County pays off debt to DJFS
Officials call Lawrence effort an example
An almost 30-year-old debt the county owed one of its own agencies has been resolved.
That’s what the Ohio Department Job and Family Services told the county commissioners this week.
“There is a zero balance,” Commission President Les Boggs said during the county commissioners regular Thursday meeting.
Boggs had just taken office when representatives from the state JFS met with the commissioners to inform them that in essence there was a $1.2 million debt the county owed the local JFS.
“In an interview the county commission had to supply the local match for child welfare, which had not been supplied for years,” Gene Myers, director of the county JFS, said before the meeting.
Currently that county allocation is approximately $125,000 a year.

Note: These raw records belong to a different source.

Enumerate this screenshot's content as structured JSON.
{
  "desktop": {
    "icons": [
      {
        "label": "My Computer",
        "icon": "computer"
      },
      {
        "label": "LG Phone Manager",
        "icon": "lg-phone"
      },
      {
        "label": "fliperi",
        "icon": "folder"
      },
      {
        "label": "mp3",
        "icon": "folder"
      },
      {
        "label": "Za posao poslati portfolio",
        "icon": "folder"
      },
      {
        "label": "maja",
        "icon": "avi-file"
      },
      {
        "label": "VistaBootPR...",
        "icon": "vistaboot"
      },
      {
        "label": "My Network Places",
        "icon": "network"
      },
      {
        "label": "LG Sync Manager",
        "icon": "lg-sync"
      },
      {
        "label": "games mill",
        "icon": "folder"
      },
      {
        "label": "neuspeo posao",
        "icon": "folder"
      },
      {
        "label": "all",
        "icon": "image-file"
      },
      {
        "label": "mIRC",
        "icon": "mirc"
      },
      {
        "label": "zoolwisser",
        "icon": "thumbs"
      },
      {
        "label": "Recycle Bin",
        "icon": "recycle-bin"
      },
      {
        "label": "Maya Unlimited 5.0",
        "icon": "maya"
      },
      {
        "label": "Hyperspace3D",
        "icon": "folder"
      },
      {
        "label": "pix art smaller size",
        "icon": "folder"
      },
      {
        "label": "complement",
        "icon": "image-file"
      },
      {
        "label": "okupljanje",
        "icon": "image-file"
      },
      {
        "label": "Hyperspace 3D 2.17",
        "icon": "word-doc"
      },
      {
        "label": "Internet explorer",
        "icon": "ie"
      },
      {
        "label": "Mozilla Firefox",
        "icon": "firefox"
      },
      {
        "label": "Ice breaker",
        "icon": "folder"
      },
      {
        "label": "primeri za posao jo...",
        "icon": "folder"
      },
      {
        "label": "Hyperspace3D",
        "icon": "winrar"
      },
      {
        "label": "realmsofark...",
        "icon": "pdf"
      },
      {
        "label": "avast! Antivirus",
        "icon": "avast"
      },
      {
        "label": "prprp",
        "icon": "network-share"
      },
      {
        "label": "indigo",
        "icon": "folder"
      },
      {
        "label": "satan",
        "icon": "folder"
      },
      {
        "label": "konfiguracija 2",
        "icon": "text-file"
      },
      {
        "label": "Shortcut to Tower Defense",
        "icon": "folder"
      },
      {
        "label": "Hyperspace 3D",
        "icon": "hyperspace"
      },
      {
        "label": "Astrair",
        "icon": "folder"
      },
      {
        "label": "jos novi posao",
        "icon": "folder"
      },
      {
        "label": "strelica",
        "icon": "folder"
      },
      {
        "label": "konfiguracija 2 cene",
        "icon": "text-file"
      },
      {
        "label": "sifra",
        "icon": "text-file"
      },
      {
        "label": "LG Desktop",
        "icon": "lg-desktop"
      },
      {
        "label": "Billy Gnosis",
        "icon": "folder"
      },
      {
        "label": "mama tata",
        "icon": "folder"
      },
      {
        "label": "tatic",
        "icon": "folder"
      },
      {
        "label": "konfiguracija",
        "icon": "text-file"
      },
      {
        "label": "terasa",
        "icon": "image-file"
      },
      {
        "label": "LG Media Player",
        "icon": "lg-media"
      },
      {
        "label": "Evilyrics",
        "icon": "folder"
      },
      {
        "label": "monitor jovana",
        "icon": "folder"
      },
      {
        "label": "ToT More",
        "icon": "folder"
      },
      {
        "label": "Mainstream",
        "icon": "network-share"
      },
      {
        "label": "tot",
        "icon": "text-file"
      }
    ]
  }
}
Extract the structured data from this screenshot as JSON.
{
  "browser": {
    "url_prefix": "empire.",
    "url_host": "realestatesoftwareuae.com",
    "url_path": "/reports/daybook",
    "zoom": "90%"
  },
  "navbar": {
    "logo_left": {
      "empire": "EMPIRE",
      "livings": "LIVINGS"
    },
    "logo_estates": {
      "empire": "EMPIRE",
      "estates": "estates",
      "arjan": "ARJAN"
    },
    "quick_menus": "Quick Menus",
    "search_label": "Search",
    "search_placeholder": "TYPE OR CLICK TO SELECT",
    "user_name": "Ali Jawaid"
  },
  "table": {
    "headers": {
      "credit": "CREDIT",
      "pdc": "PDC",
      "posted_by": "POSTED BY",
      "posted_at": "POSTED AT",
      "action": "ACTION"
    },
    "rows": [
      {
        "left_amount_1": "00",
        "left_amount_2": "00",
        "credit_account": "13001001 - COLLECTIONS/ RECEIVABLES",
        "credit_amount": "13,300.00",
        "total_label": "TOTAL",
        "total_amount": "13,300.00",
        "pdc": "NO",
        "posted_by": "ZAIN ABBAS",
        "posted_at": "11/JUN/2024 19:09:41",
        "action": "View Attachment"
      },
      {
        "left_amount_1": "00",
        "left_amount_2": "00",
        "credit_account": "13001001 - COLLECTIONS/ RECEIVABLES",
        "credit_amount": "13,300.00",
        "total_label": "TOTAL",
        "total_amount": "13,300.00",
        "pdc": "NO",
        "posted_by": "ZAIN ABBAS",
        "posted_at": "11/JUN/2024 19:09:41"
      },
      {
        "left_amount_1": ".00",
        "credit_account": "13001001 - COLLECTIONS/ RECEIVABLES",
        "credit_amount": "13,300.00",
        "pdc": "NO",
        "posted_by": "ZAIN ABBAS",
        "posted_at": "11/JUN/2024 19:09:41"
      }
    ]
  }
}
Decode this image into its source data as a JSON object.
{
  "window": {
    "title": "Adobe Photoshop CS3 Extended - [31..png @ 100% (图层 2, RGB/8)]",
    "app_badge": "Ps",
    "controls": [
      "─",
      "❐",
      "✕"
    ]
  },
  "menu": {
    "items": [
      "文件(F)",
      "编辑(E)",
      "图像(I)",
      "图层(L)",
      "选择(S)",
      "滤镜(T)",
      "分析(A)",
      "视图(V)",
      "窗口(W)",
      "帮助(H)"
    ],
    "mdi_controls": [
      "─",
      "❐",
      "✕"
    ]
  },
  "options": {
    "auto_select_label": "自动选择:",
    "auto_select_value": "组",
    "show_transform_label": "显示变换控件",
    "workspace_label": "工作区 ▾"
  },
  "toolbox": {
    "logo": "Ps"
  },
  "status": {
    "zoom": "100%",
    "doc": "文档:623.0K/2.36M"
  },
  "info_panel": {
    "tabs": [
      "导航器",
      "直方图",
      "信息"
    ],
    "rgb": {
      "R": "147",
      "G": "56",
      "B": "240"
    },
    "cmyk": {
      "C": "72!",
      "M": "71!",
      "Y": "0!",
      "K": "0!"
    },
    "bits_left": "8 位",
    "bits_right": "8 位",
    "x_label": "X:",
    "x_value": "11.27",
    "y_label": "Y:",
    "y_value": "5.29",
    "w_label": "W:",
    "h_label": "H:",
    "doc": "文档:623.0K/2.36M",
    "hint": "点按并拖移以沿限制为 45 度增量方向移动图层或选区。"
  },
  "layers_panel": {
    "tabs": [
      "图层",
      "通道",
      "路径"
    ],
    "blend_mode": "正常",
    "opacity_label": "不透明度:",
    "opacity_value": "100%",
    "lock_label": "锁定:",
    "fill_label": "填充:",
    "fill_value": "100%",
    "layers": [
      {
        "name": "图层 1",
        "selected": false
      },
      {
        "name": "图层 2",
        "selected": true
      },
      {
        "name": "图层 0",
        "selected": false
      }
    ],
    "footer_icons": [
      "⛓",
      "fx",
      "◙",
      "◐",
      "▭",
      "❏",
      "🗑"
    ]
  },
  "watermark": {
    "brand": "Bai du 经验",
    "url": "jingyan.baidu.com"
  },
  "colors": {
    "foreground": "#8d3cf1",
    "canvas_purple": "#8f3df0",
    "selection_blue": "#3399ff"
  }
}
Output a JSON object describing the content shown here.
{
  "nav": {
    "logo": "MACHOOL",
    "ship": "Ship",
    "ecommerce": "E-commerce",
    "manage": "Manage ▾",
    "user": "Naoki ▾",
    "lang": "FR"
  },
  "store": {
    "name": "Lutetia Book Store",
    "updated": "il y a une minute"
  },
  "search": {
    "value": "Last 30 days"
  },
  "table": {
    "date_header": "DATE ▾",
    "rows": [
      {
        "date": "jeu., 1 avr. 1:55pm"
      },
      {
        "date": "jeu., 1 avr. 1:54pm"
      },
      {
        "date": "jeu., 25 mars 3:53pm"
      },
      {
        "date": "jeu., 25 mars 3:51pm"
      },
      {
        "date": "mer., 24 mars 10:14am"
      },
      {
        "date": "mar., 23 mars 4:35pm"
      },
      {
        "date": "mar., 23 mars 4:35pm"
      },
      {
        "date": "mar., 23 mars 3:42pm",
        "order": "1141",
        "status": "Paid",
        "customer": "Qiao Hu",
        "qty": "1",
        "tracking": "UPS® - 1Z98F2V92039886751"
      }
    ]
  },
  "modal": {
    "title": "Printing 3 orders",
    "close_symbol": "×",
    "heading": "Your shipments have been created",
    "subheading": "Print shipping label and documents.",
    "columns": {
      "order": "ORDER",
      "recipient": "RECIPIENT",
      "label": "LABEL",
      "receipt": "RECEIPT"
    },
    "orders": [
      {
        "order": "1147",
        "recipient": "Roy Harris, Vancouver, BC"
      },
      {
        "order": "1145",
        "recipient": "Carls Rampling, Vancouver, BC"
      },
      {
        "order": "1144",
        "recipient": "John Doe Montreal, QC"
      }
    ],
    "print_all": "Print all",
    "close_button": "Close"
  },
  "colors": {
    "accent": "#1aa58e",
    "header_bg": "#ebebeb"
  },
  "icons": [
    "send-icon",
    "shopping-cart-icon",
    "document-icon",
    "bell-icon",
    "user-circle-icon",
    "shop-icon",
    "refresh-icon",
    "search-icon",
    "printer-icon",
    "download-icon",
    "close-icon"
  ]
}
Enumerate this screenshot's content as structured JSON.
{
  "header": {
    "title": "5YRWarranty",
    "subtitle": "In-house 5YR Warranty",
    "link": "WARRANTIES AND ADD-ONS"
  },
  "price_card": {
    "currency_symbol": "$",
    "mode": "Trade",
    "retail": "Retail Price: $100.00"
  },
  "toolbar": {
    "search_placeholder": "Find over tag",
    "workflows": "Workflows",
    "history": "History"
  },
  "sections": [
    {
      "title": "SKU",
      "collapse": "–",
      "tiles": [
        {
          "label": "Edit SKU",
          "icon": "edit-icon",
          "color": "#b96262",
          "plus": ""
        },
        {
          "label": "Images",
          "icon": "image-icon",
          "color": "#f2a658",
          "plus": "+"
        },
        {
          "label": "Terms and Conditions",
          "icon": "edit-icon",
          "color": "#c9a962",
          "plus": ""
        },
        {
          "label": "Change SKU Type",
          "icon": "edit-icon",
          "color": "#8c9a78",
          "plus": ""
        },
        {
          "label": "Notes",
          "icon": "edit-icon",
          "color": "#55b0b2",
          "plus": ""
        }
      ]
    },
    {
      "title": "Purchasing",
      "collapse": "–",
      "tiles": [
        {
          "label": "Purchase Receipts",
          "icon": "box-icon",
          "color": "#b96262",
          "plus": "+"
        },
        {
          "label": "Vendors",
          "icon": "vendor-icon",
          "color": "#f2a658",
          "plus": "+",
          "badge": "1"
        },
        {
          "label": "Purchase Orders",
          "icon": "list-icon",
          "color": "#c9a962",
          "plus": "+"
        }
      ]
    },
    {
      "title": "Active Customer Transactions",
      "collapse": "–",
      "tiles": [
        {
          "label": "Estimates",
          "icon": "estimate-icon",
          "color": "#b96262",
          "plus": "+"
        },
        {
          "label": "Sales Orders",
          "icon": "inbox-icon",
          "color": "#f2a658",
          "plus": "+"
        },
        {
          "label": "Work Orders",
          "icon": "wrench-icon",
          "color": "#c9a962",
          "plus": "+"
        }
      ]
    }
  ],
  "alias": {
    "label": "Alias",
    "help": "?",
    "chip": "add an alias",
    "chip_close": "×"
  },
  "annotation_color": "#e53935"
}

The commission had not funded that match since 1983, said Myers, who took over as director in 2006.
“The local match is for the state and federal funds used to help support foster care for children in custody,” Myers said. “The money comes from us. We have to have the dollars to have a federal-state-local input in providing services for children in foster care.”
How children’s services is funded depends on the situation of the individual child and can use a combination of the three types of funding.
“One type of child can be provided from federal and state and with some others, more has to be provided locally, if it doesn’t meet the eligibility requirements,” Myers said.
Because this local match was in arrears, the state put sanctions on the local agency limiting the amount of funds available for local use. Through belt-tightening and the commission supplying the local share, the debt was wiped out over the past two years.
County Auditor Jason Stephens was on commission during part of that period from 2000 to 2010.
“For years the state, whenever they would do their DJS audit, would pretty much slap the county on the wrist (saying) we understand but you have to get the job done,” Stephens said. “That changed when the Strickland Administration came in. They enforced the rules a little more strictly.”
At one point the state said the county’s general fund should pick up the tab.
“I knew that wasn’t a possibility,” Stephens said.
Before Strickland, JFS had such a large budget it could absorb the cost of children’s services, the auditor said.
“They carried it as an ongoing loss,” he said. “In 2009, all of a sudden they decided to change the rules on us. That is part of the reason we ran the children’s levy and it was soundly defeated 2 to 1.”
It was during the Strickland Administration that funding to children’s services was drastically cut, Stephens said.
During the commission meeting, Boggs commended those who worked on getting the deficit resolved.
“It was not my problem. It was not Mr. Pratt’s problem,” Boggs said. “It was not Mr. Myers’ problem. He had put it in the budget, but was never paid. Now the state says ‘There are a lot of counties in this situation. You did so well. We are going to use you as a model.’ We feel we have handled our finances.”